═══ Supplied records ═══

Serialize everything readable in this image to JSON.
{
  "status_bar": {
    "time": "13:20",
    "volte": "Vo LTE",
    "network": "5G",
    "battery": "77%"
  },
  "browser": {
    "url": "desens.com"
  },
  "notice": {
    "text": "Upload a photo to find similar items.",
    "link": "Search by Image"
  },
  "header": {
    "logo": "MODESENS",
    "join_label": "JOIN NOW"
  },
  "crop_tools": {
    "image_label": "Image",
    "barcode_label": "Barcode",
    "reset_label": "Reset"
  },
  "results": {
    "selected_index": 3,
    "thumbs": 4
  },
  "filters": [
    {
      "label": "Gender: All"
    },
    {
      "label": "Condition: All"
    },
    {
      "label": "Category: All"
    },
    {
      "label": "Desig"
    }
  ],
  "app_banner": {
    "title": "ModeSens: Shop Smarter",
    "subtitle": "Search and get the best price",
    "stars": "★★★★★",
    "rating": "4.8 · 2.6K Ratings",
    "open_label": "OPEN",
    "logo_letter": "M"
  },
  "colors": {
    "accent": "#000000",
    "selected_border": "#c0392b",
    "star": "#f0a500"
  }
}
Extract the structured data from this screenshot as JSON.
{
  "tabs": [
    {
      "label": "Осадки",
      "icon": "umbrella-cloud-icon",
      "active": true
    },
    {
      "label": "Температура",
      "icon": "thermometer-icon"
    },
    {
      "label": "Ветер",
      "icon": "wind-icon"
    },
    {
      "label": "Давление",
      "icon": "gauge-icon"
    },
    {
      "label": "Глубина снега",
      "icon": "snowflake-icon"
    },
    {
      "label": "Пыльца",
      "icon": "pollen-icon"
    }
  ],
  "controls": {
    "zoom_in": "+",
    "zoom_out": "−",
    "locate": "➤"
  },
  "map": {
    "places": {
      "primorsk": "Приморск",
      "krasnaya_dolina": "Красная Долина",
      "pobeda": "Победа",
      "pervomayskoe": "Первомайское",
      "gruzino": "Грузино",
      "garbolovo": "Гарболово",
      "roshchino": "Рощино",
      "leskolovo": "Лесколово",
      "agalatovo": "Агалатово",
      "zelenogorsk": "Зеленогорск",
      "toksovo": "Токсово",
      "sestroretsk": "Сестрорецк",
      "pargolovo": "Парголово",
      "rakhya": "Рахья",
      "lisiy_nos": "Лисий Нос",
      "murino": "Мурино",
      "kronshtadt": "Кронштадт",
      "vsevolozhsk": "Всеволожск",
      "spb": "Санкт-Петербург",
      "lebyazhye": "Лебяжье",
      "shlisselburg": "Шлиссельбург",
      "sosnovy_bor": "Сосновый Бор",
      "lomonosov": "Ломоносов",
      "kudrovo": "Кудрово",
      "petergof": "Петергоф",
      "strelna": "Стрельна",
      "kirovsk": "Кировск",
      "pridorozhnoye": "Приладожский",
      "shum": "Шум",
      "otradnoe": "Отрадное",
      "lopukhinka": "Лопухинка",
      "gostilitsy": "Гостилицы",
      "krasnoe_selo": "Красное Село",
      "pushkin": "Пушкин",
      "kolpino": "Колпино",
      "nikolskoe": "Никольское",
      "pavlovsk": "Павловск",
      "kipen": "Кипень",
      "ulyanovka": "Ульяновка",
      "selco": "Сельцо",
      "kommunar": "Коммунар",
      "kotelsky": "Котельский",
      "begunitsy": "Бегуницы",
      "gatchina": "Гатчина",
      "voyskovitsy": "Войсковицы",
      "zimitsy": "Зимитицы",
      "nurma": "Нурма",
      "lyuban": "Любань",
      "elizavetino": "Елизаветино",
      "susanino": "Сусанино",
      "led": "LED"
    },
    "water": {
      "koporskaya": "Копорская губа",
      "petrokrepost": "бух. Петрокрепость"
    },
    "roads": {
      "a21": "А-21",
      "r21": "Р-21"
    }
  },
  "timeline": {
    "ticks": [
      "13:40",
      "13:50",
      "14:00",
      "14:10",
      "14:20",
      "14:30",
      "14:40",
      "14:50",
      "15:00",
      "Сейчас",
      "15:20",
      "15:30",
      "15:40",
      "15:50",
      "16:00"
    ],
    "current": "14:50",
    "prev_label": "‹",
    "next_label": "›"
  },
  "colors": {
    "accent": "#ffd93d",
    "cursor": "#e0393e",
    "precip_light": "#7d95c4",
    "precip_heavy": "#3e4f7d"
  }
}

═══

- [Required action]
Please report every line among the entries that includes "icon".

- [Solution for this problem]
      "icon": "umbrella-cloud-icon",
      "icon": "thermometer-icon"
      "icon": "wind-icon"
      "icon": "gauge-icon"
      "icon": "snowflake-icon"
      "icon": "pollen-icon"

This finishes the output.